Problem statement :: Repeat the data. Keep each line identical.
________
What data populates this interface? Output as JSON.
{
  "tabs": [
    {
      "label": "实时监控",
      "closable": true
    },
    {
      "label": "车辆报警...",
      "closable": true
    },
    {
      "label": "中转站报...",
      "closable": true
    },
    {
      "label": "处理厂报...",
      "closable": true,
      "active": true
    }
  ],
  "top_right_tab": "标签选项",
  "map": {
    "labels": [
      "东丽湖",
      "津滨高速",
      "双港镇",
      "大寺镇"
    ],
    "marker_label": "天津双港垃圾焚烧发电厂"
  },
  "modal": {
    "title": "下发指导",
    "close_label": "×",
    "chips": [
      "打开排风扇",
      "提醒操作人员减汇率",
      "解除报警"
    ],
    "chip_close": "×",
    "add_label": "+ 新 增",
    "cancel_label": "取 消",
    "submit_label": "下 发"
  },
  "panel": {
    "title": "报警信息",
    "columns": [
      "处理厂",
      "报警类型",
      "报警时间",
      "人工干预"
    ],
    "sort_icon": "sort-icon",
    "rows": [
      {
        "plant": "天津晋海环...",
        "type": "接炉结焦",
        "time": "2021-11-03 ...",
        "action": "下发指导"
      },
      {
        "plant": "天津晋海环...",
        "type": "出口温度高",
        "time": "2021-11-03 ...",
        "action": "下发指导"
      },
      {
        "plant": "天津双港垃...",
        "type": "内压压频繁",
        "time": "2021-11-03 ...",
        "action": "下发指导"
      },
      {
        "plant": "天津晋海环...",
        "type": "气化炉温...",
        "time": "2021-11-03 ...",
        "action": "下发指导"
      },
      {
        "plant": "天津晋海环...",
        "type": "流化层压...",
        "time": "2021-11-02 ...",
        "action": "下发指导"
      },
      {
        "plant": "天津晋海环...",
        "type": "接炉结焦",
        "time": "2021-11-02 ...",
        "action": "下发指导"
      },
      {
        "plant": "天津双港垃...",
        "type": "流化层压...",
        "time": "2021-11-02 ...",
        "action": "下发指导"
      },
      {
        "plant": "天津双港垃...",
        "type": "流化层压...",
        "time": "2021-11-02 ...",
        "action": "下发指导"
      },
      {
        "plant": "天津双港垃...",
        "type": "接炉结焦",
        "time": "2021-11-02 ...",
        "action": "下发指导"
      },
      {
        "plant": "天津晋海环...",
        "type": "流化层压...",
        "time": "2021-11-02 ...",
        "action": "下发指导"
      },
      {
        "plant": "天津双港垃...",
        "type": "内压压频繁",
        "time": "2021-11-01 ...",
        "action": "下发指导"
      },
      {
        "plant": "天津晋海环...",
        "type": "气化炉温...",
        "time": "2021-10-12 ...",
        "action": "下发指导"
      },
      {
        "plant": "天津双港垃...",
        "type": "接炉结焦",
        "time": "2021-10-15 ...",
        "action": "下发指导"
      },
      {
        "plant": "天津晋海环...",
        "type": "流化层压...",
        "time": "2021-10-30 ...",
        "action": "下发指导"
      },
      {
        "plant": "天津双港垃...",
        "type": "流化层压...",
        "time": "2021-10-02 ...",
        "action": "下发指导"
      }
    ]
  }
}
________
Exercise output ::
What data populates this interface? Output as JSON.
{
  "tabs": [
    {
      "label": "实时监控",
      "closable": true
    },
    {
      "label": "车辆报警...",
      "closable": true
    },
    {
      "label": "中转站报...",
      "closable": true
    },
    {
      "label": "处理厂报...",
      "closable": true,
      "active": true
    }
  ],
  "top_right_tab": "标签选项",
  "map": {
    "labels": [
      "东丽湖",
      "津滨高速",
      "双港镇",
      "大寺镇"
    ],
    "marker_label": "天津双港垃圾焚烧发电厂"
  },
  "modal": {
    "title": "下发指导",
    "close_label": "×",
    "chips": [
      "打开排风扇",
      "提醒操作人员减汇率",
      "解除报警"
    ],
    "chip_close": "×",
    "add_label": "+ 新 增",
    "cancel_label": "取 消",
    "submit_label": "下 发"
  },
  "panel": {
    "title": "报警信息",
    "columns": [
      "处理厂",
      "报警类型",
      "报警时间",
      "人工干预"
    ],
    "sort_icon": "sort-icon",
    "rows": [
      {
        "plant": "天津晋海环...",
        "type": "接炉结焦",
        "time": "2021-11-03 ...",
        "action": "下发指导"
      },
      {
        "plant": "天津晋海环...",
        "type": "出口温度高",
        "time": "2021-11-03 ...",
        "action": "下发指导"
      },
      {
        "plant": "天津双港垃...",
        "type": "内压压频繁",
        "time": "2021-11-03 ...",
        "action": "下发指导"
      },
      {
        "plant": "天津晋海环...",
        "type": "气化炉温...",
        "time": "2021-11-03 ...",
        "action": "下发指导"
      },
      {
        "plant": "天津晋海环...",
        "type": "流化层压...",
        "time": "2021-11-02 ...",
        "action": "下发指导"
      },
      {
        "plant": "天津晋海环...",
        "type": "接炉结焦",
        "time": "2021-11-02 ...",
        "action": "下发指导"
      },
      {
        "plant": "天津双港垃...",
        "type": "流化层压...",
        "time": "2021-11-02 ...",
        "action": "下发指导"
      },
      {
        "plant": "天津双港垃...",
        "type": "流化层压...",
        "time": "2021-11-02 ...",
        "action": "下发指导"
      },
      {
        "plant": "天津双港垃...",
        "type": "接炉结焦",
        "time": "2021-11-02 ...",
        "action": "下发指导"
      },
      {
        "plant": "天津晋海环...",
        "type": "流化层压...",
        "time": "2021-11-02 ...",
        "action": "下发指导"
      },
      {
        "plant": "天津双港垃...",
        "type": "内压压频繁",
        "time": "2021-11-01 ...",
        "action": "下发指导"
      },
      {
        "plant": "天津晋海环...",
        "type": "气化炉温...",
        "time": "2021-10-12 ...",
        "action": "下发指导"
      },
      {
        "plant": "天津双港垃...",
        "type": "接炉结焦",
        "time": "2021-10-15 ...",
        "action": "下发指导"
      },
      {
        "plant": "天津晋海环...",
        "type": "流化层压...",
        "time": "2021-10-30 ...",
        "action": "下发指导"
      },
      {
        "plant": "天津双港垃...",
        "type": "流化层压...",
        "time": "2021-10-02 ...",
        "action": "下发指导"
      }
    ]
  }
}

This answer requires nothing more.